## INFORMATION
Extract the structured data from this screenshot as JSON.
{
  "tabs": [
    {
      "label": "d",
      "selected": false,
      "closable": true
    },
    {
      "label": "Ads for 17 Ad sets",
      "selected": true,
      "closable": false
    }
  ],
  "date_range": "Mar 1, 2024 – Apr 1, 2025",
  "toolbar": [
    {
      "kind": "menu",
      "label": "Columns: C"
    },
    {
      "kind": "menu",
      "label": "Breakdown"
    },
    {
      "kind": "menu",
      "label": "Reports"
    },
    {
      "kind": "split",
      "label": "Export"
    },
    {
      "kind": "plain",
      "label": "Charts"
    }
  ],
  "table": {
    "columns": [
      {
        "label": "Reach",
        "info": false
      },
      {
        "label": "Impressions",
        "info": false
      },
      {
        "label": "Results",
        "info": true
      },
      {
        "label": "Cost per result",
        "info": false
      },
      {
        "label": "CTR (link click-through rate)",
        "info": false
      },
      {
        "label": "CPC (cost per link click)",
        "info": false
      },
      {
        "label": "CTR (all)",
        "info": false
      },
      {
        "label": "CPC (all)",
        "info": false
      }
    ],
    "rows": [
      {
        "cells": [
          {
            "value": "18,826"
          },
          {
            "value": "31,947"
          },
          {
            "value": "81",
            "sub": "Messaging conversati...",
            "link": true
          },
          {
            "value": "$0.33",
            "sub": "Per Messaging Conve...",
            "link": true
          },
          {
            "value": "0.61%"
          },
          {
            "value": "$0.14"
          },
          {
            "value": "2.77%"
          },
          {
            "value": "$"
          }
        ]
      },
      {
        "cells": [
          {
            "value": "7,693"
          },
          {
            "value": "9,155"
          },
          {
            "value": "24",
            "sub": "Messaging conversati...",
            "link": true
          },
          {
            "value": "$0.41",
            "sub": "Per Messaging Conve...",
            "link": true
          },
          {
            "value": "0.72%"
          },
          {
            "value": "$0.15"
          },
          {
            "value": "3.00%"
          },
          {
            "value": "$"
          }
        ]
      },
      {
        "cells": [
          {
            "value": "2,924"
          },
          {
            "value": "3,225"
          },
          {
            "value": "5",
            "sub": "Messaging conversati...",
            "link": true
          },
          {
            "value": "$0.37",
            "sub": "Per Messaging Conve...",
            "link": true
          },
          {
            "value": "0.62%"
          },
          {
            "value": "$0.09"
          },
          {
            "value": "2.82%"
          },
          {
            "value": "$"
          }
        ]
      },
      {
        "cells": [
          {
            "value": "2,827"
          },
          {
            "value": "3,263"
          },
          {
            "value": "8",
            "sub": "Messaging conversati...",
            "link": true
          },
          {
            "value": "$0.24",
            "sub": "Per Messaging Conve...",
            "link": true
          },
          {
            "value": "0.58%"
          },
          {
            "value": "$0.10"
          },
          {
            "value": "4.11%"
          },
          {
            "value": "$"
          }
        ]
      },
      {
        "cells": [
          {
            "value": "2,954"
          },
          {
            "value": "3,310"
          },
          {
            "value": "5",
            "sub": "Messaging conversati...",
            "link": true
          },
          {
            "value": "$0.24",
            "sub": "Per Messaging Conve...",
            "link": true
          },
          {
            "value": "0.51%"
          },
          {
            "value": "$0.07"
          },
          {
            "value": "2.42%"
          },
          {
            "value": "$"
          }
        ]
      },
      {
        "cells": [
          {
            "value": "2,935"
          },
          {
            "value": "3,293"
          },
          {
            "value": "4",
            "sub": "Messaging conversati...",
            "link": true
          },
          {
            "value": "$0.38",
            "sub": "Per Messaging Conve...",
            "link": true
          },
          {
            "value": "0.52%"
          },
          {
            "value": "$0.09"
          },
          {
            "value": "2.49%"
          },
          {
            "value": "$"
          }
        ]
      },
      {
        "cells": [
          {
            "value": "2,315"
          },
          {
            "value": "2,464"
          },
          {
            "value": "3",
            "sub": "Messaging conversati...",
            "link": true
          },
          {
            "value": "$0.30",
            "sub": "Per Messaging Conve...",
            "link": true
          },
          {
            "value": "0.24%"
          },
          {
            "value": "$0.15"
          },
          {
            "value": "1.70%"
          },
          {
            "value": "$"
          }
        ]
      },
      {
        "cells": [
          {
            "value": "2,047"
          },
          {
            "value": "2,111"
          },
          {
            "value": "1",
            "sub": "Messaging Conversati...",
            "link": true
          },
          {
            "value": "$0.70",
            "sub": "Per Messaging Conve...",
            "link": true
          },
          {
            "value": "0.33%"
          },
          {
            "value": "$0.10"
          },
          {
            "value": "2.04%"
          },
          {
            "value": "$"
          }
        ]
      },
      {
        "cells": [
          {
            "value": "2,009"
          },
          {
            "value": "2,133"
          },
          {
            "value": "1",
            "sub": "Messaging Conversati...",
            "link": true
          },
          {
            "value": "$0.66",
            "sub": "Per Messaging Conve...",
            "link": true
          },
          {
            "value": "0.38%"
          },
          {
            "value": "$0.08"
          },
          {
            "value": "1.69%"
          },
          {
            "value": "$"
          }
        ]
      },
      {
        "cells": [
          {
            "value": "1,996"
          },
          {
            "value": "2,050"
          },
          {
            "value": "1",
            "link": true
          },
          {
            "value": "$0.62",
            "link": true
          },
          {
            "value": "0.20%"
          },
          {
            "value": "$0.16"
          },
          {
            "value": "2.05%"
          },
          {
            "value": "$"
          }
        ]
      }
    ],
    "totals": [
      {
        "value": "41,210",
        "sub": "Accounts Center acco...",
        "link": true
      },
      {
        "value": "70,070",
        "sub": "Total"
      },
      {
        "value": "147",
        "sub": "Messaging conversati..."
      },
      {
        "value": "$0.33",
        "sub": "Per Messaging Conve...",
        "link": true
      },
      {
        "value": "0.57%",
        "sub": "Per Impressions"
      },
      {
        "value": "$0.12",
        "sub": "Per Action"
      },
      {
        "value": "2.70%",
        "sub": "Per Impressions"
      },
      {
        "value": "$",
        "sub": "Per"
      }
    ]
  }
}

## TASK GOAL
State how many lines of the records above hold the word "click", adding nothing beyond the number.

## PROBLEM SOLUTION
2